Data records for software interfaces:
┏━━
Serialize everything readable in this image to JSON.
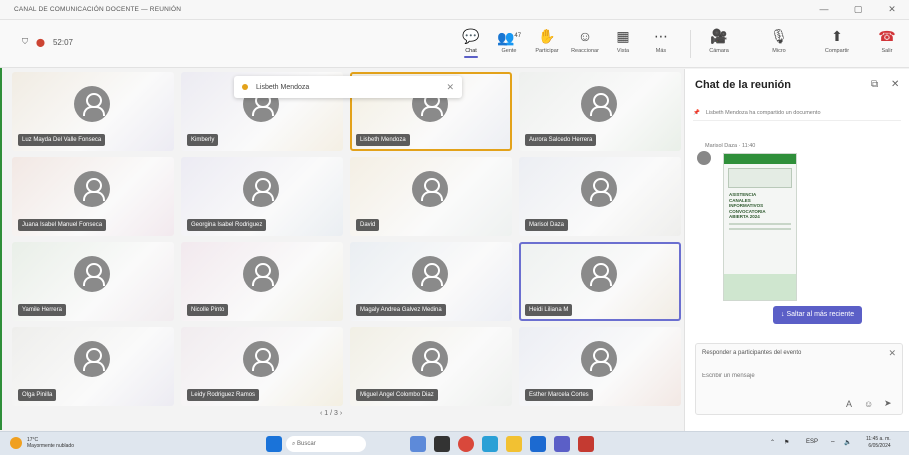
{
  "window": {
    "title": "CANAL DE COMUNICACIÓN DOCENTE — REUNIÓN",
    "minimize": "—",
    "maximize": "▢",
    "close": "✕"
  },
  "meeting": {
    "time": "52:07"
  },
  "toolbar": {
    "chat": "Chat",
    "people": "Gente",
    "raise": "Participar",
    "react": "Reaccionar",
    "view": "Vista",
    "more": "Más",
    "camera": "Cámara",
    "mic": "Micro",
    "share": "Compartir",
    "leave": "Salir",
    "people_count": "47"
  },
  "tiles": [
    {
      "name": "Luz Mayda Del Valle Fonseca"
    },
    {
      "name": "Kimberly"
    },
    {
      "name": "Lisbeth Mendoza"
    },
    {
      "name": "Aurora Salcedo Herrera"
    },
    {
      "name": "Juana Isabel Manuel Fonseca"
    },
    {
      "name": "Georgina Isabel Rodriguez"
    },
    {
      "name": "David"
    },
    {
      "name": "Marisol Daza"
    },
    {
      "name": "Yamile Herrera"
    },
    {
      "name": "Nicolle Pinto"
    },
    {
      "name": "Magaly Andrea Galvez Medina"
    },
    {
      "name": "Heidi Liliana M"
    },
    {
      "name": "Olga Pinilla"
    },
    {
      "name": "Leidy Rodriguez Ramos"
    },
    {
      "name": "Miguel Angel Colombo Diaz"
    },
    {
      "name": "Esther Marcela Cortes"
    }
  ],
  "toast": {
    "name": "Lisbeth Mendoza",
    "close": "✕"
  },
  "pager": {
    "label": "1 / 3"
  },
  "chat": {
    "title": "Chat de la reunión",
    "pinned": "Lisbeth Mendoza ha compartido un documento",
    "sender": "Marisol Daza · 11:40",
    "doc_lines": [
      "ASISTENCIA",
      "CANALES",
      "INFORMATIVOS",
      "CONVOCATORIA",
      "ABIERTA 2024"
    ],
    "jump": "Saltar al más reciente",
    "reply_title": "Responder a participantes del evento",
    "reply_placeholder": "Escribir un mensaje"
  },
  "taskbar": {
    "weather_temp": "17°C",
    "weather_desc": "Mayormente nublado",
    "search": "Buscar",
    "lang": "ESP",
    "clock_time": "11:45 a. m.",
    "clock_date": "6/05/2024"
  }
}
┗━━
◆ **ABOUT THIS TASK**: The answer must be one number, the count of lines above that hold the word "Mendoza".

◆ **REPLY TO THE EXERCISE**: 3